The purpose of this EUMETSAT Copernicus Marine Data Stream (CMDS) training workshop is to share knowledge, skills, resources and code so attendees are able to independently access and process Sentinel-3 data for their marine work-flows and applications.
Target audience: Training is aimed at, but not restricted to, early career scientists: Masters / PhD students, Post-Docs, and/or experienced scientists from any relevant sector (industry, government, environment, research) who have clear motivations for wanting to work with satellite-based ocean observation data. It would be beneficial for participants to have introductory experience using SNAP and/or a scripting language such as Python (or similar), but this is not a prerequisite. Please note that this course is aimed at a European audience and as such funding for this course is primarily available for participants from Copernicus programme member states.
Dates and format: Training will take place entirely online through two phases. The first self-taught phase will involve self-paced (asynchronous) flexible learning over 3-weeks through webinars, forums (particularly for software installations), documentation and assignments. The second classroom phase will be hosted over Zoom, and make use of more structured teaching through live demos, interactive tutorials, group work, and 1:1 meetings. This 5-day classroom phase will require attendance from 10h00 – 16h00 CET from the Monday through to the Friday.
Self-taught phase: 28th September – 16th October 2020
Classroom phase: 19th October – 23rd October 2020
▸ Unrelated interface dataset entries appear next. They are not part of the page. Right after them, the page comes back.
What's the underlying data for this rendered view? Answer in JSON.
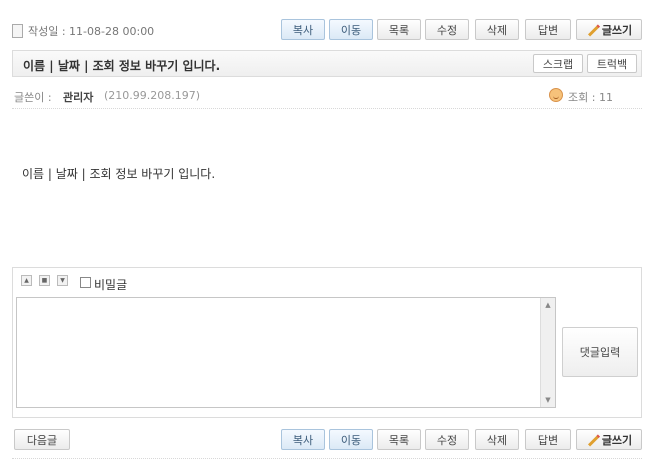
{
  "meta": {
    "date_label": "작성일 : 11-08-28 00:00"
  },
  "toolbar": {
    "copy": "복사",
    "move": "이동",
    "list": "목록",
    "edit": "수정",
    "delete": "삭제",
    "reply": "답변",
    "write": "글쓰기"
  },
  "post": {
    "title": "이름 | 날짜 | 조회 정보 바꾸기 입니다.",
    "scrap": "스크랩",
    "trackback": "트럭백",
    "author_label": "글쓴이 :",
    "author_name": "관리자",
    "author_ip": "(210.99.208.197)",
    "views_label": "조회 : 11",
    "body": "이름 | 날짜 | 조회 정보 바꾸기 입니다."
  },
  "comment": {
    "secret_label": "비밀글",
    "submit_label": "댓글입력",
    "text": ""
  },
  "footer": {
    "next_label": "다음글"
  },
  "colors": {
    "blue_btn_bg": "#dbe9f6",
    "border": "#dcdcdc"
  }
}
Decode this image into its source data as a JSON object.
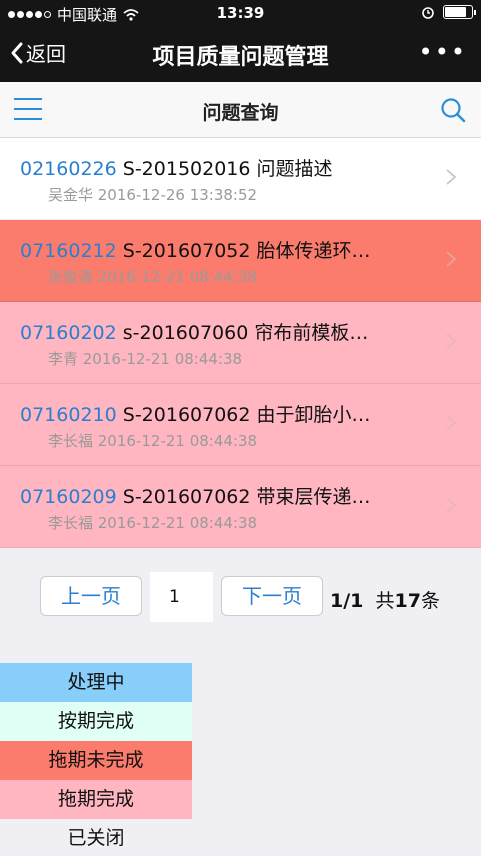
{
  "statusbar": {
    "carrier": "中国联通",
    "time": "13:39"
  },
  "navbar": {
    "back_label": "返回",
    "title": "项目质量问题管理",
    "more_icon": "more-dots-icon"
  },
  "subheader": {
    "title": "问题查询",
    "menu_icon": "hamburger-menu-icon",
    "search_icon": "search-icon"
  },
  "list": {
    "items": [
      {
        "code": "02160226",
        "title": "S-201502016 问题描述",
        "meta": "吴金华 2016-12-26 13:38:52",
        "bg": "#ffffff"
      },
      {
        "code": "07160212",
        "title": "S-201607052 胎体传递环…",
        "meta": "张俊清 2016-12-21 08:44:38",
        "bg": "#fb7c6c"
      },
      {
        "code": "07160202",
        "title": "s-201607060 帘布前模板…",
        "meta": "李青 2016-12-21 08:44:38",
        "bg": "#ffb6c1"
      },
      {
        "code": "07160210",
        "title": "S-201607062 由于卸胎小…",
        "meta": "李长福 2016-12-21 08:44:38",
        "bg": "#ffb6c1"
      },
      {
        "code": "07160209",
        "title": "S-201607062 带束层传递…",
        "meta": "李长福 2016-12-21 08:44:38",
        "bg": "#ffb6c1"
      }
    ]
  },
  "pager": {
    "prev_label": "上一页",
    "page_value": "1",
    "next_label": "下一页",
    "page_info": "1/1",
    "total_prefix": "共",
    "total_count": "17",
    "total_suffix": "条"
  },
  "legend": {
    "items": [
      {
        "label": "处理中",
        "color": "#87cefa"
      },
      {
        "label": "按期完成",
        "color": "#e0fff5"
      },
      {
        "label": "拖期未完成",
        "color": "#fb7c6c"
      },
      {
        "label": "拖期完成",
        "color": "#ffb6c1"
      },
      {
        "label": "已关闭",
        "color": "#efeff4"
      }
    ]
  }
}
Application Deadline: Midday EST 18th September 2020. For more information and to apply please see: https://training.